Certainly horses can cause happiness, but can they smell when their humans are happy?
Drs. Gün Semin, Anna Scandurra, Biagio D’Aniello, Paolo Baragli and Antonio Lanatà reviewed multiple studies and concluded that the horses used in the research showed different activation of their autonomic nervous systems depending on if the human they were exposed to was happy or fearful. These findings suggests that emotional chemosignals carry meaning across species and can enable inter-species communications.
Horses may be particularly attuned to human interaction because of their long domestication process, which has caused them to acquire skill that allow them to “communicate” with humans by recognizing gestures, words and even facial expressions. Research has shown that horses are able to synchronize their heart rate and other physiological measures when in contact with humans. The research team wanted to explore if horses had additional means of understanding human emotions and they reviewed several studies.
One study conducted by Antonio Lanata showed that human body odors triggered systematic sympathetic and parasympathetic changes in horses. One possible explanation is that odors produced in emotional contexts contain distinctive chemical compounds that activate the same responses in different species. Another is that the responses are developed as part of the socialization/domestication process and that the horse has become sensitive to the emotion-induced odor.
Collectively, the studies reviewed suggest that there are distinctive chemical fingerprints, independent of the senders’ and the receivers’ cultural community. These findings suggest that there is chemical invariance in the sweat compounds. What remains open is if such invariant compounds activate an automatic emotional response or whether the emotional responses are learned.

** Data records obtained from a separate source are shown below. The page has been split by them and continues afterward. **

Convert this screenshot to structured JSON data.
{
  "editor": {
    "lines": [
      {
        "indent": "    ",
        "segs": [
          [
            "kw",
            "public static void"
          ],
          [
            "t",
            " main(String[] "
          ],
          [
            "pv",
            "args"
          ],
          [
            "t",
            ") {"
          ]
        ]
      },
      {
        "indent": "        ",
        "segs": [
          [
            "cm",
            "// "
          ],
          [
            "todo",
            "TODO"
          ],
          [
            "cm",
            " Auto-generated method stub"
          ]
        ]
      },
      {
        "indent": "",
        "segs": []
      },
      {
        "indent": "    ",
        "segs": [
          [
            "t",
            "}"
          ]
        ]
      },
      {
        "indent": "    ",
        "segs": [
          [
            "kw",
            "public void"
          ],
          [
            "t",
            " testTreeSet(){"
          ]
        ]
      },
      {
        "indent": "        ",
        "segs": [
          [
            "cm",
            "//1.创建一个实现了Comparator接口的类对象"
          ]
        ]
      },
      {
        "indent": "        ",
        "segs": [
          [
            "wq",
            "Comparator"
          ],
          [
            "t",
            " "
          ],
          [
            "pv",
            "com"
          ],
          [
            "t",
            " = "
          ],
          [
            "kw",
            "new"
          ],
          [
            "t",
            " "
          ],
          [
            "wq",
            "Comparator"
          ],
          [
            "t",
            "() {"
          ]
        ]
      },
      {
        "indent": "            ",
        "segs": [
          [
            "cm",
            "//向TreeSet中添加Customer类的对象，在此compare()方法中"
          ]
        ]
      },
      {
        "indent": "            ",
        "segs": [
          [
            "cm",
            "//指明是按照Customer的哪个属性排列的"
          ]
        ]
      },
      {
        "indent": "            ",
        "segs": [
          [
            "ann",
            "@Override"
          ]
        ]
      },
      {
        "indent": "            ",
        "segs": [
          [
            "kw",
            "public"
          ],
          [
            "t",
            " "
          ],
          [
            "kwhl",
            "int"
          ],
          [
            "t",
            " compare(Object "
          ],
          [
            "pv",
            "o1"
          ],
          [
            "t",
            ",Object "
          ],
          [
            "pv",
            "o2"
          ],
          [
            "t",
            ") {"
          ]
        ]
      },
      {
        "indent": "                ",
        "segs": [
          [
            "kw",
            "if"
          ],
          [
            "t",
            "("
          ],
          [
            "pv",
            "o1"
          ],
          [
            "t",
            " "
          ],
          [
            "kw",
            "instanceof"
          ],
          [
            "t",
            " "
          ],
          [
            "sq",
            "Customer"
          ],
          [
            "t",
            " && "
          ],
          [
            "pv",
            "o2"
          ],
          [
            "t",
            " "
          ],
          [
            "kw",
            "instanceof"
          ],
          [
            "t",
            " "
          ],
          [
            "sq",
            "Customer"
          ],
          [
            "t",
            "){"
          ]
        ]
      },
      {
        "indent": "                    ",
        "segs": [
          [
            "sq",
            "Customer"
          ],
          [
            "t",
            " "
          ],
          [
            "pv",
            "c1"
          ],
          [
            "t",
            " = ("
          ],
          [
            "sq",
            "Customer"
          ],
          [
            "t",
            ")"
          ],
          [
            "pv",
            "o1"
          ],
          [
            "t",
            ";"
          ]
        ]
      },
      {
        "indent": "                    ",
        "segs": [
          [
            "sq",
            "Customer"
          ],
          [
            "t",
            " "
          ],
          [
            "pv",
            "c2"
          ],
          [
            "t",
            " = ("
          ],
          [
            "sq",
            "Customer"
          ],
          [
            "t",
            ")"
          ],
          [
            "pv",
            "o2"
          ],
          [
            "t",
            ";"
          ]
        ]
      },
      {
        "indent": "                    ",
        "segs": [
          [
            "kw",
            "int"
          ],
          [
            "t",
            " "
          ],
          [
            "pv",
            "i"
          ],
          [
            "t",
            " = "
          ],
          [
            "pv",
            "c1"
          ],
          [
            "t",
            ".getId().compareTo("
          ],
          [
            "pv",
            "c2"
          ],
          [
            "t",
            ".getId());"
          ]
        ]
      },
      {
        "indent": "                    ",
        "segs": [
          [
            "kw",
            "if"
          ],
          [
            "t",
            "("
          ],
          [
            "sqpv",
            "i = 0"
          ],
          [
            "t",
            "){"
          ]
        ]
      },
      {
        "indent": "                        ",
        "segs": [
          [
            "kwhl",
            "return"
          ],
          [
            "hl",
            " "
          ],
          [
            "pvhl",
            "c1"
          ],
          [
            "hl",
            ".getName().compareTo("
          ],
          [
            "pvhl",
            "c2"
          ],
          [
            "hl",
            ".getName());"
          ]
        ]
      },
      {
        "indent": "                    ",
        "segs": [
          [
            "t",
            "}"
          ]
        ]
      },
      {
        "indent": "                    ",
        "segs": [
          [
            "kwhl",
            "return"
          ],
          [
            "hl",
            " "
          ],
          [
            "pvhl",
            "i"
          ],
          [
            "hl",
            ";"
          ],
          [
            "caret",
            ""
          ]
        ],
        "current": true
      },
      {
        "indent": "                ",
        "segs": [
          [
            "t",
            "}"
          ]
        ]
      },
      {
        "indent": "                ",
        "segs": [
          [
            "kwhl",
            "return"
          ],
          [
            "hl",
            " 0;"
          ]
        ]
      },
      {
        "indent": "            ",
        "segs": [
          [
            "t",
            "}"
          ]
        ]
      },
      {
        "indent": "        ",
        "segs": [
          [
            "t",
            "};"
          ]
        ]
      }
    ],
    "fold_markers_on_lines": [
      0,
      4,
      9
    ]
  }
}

What do you think? I’m pretty sure that we send off all kinds of chemosignals to our more sensitive animal friends.